American Paintings: MFA Highlights
Text by Janet Comey, Elliot Davis, Karen Quinn, Ellen Roberts, Carol Troyen, Erica Hirshler.
New Series MFA Highlights presents the best of the collections of the Museum of Fine Arts, Boston, in a new series of accessible, uniform paperback volumes. The aim of the series is threefold: to highlight the main holdings of the MFA's permanent collections in handsome, affordable editions; to provide an informed, readable overview of various segments of art, for use by students, visitors and scholars; and, over time, to create a library that will act as a general tour of world art. The first two titles in the series are American Painting and Arts of Egypt, to be followed by volumes on Musical Instruments, Photography, European Painting and Sculpture, European Decorative Arts, Contemporary Art, Textiles, Prints and Drawings, Modern Design, and the arts of China, Japan, Africa, India and the Islamic world. The look of these books is modern, but the content is timeless. Each book is approximately 250 pages, fully illustrated in color, bound in a uniform paperback format, and priced below $20.00. American Paintings features over 100 masterworks dating from 1670 to 1960 from the collection of the Museum of Fine Arts, Boston. The aritsts featured range from Copley, Whistler, Cassatt, and Sargent to Hopper, Marin, Gorky and Pollock. Divided according to chronology and genre, each of the book's 15 sections begins with a thematic introduction, followed by short discussions of individual paintings. Certain introductions narrate a history of American painting--from the earliest years of the British colonies to the mid-twentieth century, touching on such focal points as the American Revolution, westward expansion, the Civil War, and the two World Wars--while others more specifically discuss genres such as history painting, folk painting, portraiture, and still life. The narrative touches on broader themes as well, such as the American artists' relationship with European art, the establishment of indigenous painting styles, the role of patronage in American art, and the question of provincial vs. “high” art.

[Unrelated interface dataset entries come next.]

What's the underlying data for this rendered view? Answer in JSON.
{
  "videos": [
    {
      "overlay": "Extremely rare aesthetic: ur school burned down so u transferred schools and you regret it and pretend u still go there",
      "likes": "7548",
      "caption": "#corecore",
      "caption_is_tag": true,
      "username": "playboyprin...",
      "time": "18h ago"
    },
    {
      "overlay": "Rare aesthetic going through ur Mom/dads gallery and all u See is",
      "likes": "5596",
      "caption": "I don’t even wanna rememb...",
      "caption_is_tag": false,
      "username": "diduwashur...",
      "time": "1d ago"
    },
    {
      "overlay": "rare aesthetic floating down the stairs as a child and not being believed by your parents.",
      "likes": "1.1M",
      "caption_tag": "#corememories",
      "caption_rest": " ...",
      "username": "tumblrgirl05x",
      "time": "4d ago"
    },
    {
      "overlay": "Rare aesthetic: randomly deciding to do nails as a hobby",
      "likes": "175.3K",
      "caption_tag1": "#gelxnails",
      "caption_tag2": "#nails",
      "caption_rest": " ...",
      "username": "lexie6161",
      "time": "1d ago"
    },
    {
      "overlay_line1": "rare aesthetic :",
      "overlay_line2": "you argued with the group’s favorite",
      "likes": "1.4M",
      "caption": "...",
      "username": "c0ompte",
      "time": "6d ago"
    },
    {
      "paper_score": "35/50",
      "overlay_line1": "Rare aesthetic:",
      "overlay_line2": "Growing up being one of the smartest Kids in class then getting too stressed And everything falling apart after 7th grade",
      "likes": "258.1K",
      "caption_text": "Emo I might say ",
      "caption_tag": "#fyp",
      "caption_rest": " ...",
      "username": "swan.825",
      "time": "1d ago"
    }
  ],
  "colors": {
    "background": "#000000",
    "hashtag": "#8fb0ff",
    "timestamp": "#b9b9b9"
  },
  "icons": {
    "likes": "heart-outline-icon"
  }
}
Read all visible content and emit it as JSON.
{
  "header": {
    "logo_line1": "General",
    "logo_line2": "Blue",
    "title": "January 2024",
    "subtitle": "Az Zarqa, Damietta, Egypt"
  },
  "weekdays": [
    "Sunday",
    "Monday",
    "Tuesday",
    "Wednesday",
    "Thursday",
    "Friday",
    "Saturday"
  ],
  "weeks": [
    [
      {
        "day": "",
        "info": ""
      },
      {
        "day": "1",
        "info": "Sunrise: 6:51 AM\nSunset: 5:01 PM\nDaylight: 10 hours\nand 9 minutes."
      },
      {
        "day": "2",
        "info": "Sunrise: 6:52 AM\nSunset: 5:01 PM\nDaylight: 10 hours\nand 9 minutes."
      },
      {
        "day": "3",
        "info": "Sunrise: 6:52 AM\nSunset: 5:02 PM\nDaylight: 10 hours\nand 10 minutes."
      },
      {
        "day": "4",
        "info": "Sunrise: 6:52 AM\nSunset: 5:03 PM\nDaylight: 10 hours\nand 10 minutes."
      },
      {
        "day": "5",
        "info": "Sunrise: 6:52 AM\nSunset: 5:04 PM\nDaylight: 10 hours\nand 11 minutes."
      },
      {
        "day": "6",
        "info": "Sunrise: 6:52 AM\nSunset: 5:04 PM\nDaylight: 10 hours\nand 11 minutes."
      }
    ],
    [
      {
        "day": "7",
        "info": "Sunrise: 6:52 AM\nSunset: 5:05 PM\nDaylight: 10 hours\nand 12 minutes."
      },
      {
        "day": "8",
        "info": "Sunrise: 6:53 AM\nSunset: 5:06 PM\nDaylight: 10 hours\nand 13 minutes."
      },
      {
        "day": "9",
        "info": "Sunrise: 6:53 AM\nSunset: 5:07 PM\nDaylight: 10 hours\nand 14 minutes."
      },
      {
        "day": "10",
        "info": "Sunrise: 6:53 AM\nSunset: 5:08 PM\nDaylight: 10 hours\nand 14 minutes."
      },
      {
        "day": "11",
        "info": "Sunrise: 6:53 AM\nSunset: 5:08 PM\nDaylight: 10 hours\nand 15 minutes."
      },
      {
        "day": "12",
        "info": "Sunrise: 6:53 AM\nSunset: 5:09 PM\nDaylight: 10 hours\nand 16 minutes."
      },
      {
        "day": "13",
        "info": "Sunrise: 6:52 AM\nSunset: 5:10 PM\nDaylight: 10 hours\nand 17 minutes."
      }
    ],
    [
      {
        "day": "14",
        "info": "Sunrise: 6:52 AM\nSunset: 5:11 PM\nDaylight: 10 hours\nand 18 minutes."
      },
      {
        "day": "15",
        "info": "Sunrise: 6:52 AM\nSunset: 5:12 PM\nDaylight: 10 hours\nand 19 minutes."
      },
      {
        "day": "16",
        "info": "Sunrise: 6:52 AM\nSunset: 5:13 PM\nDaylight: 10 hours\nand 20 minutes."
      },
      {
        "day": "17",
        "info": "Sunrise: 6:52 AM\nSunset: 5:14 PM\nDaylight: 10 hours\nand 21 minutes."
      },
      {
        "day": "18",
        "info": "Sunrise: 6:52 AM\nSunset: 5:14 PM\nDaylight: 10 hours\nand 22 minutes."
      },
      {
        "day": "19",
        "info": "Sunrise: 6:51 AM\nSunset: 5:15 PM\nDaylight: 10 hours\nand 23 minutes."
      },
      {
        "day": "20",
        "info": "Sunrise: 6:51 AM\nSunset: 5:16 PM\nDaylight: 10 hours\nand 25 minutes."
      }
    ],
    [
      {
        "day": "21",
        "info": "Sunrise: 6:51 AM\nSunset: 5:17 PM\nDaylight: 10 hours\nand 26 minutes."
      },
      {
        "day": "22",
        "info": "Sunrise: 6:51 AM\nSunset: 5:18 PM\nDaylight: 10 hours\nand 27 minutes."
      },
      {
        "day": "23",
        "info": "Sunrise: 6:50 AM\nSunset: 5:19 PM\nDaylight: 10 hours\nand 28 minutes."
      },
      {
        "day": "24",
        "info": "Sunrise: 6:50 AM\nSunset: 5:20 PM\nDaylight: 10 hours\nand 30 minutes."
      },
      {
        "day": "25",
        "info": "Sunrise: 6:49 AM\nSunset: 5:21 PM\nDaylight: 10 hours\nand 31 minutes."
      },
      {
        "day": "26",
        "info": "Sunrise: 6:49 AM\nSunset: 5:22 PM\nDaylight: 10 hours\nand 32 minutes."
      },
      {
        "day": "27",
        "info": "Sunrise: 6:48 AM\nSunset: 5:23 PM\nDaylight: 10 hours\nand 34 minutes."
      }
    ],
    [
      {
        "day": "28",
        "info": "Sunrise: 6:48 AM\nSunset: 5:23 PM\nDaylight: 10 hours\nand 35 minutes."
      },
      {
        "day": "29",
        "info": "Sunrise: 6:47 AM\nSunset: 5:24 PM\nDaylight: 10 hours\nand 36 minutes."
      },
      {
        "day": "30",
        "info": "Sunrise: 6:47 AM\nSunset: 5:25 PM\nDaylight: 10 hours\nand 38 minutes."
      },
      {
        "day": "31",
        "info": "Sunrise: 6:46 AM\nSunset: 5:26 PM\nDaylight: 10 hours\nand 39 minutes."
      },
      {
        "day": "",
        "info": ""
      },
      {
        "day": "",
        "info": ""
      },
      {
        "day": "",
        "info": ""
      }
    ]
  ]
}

Rich in both visual and textual content, American Paintings is a valuable and enjoyable resource for both the museum visitor and the general reader.